*WORK INSTRUCTION*: Take every line containing "content" out of the records.

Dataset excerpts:

######

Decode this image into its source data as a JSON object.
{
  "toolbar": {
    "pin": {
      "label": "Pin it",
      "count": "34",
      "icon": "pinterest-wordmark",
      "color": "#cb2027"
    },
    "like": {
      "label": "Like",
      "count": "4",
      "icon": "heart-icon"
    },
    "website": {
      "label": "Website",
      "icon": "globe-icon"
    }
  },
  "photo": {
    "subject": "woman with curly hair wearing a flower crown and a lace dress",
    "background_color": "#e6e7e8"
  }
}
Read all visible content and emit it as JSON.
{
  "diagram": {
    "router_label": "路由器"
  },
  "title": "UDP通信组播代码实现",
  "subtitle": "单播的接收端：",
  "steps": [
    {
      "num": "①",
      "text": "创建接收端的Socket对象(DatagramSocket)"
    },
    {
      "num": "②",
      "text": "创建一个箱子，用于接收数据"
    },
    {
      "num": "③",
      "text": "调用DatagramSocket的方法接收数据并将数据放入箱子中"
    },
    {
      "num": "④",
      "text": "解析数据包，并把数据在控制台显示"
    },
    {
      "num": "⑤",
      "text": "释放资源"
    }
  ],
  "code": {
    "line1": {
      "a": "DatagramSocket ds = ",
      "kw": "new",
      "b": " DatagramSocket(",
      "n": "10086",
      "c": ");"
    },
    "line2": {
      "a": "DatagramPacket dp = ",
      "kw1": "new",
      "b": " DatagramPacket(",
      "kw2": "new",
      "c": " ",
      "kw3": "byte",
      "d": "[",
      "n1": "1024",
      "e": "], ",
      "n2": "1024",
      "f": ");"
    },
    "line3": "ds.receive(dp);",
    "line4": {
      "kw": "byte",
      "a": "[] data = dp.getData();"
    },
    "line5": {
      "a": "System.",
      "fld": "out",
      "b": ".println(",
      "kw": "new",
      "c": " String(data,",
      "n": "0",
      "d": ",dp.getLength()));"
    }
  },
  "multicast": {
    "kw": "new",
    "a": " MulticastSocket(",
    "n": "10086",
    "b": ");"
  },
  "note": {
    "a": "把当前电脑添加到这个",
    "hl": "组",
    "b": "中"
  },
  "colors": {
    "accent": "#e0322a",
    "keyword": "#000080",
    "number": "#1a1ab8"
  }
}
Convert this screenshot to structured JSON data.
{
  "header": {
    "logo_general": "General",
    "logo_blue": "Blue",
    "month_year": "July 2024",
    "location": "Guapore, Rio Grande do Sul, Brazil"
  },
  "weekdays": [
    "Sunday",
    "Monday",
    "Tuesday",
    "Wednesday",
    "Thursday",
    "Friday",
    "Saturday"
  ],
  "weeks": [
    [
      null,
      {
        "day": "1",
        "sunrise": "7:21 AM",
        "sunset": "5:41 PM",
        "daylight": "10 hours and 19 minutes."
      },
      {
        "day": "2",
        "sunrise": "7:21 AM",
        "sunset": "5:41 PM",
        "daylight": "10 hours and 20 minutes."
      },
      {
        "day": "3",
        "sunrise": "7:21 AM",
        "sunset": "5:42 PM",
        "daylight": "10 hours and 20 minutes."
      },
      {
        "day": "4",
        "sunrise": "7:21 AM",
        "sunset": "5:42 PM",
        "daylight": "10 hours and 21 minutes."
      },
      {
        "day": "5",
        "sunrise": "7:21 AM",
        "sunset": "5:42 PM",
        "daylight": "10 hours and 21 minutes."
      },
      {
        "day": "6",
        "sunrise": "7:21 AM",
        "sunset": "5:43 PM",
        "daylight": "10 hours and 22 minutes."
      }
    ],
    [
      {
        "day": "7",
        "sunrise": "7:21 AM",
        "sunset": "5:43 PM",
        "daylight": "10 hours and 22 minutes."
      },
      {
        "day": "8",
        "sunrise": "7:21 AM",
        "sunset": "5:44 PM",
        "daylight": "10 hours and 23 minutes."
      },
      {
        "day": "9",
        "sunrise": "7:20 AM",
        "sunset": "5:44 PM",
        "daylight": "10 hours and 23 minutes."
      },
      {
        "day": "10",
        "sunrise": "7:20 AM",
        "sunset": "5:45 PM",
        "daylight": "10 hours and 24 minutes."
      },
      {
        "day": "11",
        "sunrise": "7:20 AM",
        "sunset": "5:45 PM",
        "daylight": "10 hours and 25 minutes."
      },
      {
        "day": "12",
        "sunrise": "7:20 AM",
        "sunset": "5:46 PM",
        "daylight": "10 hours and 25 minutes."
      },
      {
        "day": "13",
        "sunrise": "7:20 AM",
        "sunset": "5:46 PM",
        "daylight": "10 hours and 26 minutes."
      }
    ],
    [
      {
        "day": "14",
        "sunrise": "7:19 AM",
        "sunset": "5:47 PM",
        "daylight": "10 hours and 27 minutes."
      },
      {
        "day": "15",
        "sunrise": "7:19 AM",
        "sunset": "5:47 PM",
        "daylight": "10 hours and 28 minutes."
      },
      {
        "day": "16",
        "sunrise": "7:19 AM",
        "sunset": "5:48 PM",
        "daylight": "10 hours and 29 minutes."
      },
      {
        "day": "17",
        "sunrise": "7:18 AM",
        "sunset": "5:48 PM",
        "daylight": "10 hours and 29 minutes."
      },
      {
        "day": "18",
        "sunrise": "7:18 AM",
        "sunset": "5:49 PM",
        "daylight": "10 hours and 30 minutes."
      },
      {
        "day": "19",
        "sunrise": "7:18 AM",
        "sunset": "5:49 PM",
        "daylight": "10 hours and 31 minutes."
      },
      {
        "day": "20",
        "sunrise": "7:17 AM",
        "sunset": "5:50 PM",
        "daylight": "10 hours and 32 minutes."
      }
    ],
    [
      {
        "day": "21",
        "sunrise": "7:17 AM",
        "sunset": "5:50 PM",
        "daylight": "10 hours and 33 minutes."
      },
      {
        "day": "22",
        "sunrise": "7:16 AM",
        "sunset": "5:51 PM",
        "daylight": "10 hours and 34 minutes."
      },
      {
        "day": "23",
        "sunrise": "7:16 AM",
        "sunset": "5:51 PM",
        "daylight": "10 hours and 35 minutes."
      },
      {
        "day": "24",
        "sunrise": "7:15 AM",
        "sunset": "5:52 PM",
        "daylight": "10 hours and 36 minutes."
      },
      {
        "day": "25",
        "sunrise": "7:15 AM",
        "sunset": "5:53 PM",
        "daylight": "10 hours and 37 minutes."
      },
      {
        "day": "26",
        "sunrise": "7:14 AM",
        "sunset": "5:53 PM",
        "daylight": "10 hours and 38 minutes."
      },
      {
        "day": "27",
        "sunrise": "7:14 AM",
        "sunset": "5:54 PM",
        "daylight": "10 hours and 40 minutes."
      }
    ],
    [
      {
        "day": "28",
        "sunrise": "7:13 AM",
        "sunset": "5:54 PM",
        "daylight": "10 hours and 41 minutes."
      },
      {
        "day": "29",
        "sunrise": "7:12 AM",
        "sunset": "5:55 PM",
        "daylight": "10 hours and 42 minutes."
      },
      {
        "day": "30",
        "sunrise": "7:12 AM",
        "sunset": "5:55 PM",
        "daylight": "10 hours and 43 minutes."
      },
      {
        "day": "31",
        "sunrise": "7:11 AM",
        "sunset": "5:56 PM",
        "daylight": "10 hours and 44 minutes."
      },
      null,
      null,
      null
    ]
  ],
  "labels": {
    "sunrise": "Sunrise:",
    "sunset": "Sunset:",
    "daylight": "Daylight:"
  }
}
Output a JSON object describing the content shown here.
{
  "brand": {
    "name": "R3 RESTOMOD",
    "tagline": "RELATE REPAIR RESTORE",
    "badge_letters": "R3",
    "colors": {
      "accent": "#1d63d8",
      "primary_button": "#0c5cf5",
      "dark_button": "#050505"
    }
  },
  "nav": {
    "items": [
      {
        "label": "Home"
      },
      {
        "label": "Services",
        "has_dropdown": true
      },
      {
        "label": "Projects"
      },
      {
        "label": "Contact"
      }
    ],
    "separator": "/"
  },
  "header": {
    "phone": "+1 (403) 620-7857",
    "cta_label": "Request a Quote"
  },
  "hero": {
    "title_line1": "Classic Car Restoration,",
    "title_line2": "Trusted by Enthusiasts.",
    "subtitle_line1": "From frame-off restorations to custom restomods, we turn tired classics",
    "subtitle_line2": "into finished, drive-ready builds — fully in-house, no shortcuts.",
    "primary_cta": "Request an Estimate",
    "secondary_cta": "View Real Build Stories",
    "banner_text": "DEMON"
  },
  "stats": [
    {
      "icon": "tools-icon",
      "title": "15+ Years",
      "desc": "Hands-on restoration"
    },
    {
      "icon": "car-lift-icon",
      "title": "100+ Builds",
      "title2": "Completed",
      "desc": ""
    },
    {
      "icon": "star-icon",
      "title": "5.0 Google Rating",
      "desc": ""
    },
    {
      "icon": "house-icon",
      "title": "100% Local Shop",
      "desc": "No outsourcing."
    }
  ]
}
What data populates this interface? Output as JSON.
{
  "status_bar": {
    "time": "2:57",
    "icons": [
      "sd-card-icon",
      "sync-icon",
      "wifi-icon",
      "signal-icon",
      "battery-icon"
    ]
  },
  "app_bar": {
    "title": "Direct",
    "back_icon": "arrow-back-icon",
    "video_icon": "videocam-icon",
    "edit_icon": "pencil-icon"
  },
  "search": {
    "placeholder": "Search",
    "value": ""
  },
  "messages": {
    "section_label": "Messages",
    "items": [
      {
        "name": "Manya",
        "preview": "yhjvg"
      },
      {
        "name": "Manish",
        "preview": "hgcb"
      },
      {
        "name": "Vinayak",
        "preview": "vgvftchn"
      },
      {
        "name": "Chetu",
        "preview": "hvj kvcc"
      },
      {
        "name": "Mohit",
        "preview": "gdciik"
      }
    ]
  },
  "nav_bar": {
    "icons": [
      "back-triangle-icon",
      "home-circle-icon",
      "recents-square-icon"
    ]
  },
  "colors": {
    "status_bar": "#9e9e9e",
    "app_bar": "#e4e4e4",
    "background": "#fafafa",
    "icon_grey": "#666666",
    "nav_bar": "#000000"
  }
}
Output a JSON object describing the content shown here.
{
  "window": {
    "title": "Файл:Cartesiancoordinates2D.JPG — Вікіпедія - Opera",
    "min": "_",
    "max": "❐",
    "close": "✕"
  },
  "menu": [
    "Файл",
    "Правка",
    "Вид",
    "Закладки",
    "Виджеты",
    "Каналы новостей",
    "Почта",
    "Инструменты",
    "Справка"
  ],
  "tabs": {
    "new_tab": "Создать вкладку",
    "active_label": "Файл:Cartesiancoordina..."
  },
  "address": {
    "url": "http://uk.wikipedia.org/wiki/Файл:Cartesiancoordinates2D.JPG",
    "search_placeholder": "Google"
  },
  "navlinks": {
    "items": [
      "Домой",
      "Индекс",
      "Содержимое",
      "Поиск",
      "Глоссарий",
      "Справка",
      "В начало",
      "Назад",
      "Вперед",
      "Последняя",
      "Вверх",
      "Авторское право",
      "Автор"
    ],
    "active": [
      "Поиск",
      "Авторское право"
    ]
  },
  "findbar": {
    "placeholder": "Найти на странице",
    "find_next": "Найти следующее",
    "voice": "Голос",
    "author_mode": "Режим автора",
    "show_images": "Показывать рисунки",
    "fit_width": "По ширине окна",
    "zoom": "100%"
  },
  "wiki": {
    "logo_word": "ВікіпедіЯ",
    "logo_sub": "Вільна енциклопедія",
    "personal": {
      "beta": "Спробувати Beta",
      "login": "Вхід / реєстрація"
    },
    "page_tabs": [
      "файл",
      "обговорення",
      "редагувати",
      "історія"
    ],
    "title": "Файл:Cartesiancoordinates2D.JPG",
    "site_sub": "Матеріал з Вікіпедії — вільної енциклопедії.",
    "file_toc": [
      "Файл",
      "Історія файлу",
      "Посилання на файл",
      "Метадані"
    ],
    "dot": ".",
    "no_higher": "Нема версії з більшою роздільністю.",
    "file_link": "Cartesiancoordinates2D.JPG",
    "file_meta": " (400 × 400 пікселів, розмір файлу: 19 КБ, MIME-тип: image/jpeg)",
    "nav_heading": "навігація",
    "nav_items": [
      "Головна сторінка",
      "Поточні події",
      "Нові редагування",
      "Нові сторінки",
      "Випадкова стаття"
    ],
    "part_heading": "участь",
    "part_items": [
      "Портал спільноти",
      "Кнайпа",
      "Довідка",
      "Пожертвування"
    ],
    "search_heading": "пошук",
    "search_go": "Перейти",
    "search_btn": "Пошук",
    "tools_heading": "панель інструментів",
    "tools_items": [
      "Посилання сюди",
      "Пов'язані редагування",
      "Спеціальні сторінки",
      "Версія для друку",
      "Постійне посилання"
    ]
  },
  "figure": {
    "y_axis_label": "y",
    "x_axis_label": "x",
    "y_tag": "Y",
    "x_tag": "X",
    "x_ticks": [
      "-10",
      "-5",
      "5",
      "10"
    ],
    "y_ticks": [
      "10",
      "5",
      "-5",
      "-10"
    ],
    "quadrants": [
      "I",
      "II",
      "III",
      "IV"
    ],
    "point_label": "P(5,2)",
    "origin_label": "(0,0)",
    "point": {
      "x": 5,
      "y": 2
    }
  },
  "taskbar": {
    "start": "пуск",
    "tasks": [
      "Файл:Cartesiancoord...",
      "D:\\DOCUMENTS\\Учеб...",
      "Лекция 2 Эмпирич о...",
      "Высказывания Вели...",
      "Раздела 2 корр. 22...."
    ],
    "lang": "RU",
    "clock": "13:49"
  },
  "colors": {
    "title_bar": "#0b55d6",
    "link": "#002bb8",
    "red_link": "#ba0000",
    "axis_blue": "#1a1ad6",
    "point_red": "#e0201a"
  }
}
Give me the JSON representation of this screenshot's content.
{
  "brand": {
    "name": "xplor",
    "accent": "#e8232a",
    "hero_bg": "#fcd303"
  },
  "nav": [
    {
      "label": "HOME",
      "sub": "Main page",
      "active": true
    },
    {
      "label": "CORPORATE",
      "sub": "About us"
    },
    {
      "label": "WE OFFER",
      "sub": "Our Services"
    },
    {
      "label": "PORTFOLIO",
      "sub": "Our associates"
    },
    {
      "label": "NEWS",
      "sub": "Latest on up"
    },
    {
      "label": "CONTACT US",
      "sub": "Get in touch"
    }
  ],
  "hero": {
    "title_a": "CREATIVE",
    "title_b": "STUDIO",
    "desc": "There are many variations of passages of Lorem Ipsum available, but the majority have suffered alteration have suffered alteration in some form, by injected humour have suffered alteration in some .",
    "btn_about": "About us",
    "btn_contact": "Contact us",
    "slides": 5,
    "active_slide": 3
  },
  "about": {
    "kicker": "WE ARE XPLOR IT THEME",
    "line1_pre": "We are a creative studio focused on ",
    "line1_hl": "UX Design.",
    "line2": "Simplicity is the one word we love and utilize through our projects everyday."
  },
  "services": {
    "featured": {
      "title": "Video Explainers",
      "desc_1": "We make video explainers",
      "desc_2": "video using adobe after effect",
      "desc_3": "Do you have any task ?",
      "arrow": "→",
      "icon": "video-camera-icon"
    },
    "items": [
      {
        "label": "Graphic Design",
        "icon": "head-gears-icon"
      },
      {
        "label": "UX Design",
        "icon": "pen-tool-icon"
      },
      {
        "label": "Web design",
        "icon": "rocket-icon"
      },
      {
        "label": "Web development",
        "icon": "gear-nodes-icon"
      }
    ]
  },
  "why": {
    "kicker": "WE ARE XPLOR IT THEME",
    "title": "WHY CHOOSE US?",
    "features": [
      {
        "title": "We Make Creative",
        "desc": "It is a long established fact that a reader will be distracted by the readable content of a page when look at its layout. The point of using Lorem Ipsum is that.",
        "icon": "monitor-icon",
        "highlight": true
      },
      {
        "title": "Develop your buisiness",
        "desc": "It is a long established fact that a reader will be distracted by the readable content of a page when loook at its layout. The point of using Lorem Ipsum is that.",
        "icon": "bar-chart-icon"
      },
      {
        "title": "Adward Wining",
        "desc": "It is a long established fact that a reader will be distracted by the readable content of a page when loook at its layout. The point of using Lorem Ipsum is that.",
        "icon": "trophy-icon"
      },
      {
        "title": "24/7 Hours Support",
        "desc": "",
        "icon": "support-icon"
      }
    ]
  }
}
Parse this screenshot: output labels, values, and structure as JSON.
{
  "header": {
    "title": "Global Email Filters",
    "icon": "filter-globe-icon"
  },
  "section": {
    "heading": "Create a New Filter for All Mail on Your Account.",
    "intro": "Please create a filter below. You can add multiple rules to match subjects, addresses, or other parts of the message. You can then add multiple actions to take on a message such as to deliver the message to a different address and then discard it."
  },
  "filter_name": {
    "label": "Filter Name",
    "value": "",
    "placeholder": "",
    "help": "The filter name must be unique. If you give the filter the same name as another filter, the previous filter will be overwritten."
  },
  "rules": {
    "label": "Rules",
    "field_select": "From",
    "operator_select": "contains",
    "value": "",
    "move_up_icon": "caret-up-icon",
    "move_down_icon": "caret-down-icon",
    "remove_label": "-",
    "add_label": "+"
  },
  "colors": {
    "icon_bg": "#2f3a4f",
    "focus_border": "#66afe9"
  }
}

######

*RESPONSE AREA*:
Read all visible content and emit it as JSON.
Output a JSON object describing the content shown here.
Output a JSON object describing the content shown here.
Give me the JSON representation of this screenshot's content.
        "desc": "It is a long established fact that a reader will be distracted by the readable content of a page when look at its layout. The point of using Lorem Ipsum is that.",
        "desc": "It is a long established fact that a reader will be distracted by the readable content of a page when loook at its layout. The point of using Lorem Ipsum is that.",
        "desc": "It is a long established fact that a reader will be distracted by the readable content of a page when loook at its layout. The point of using Lorem Ipsum is that.",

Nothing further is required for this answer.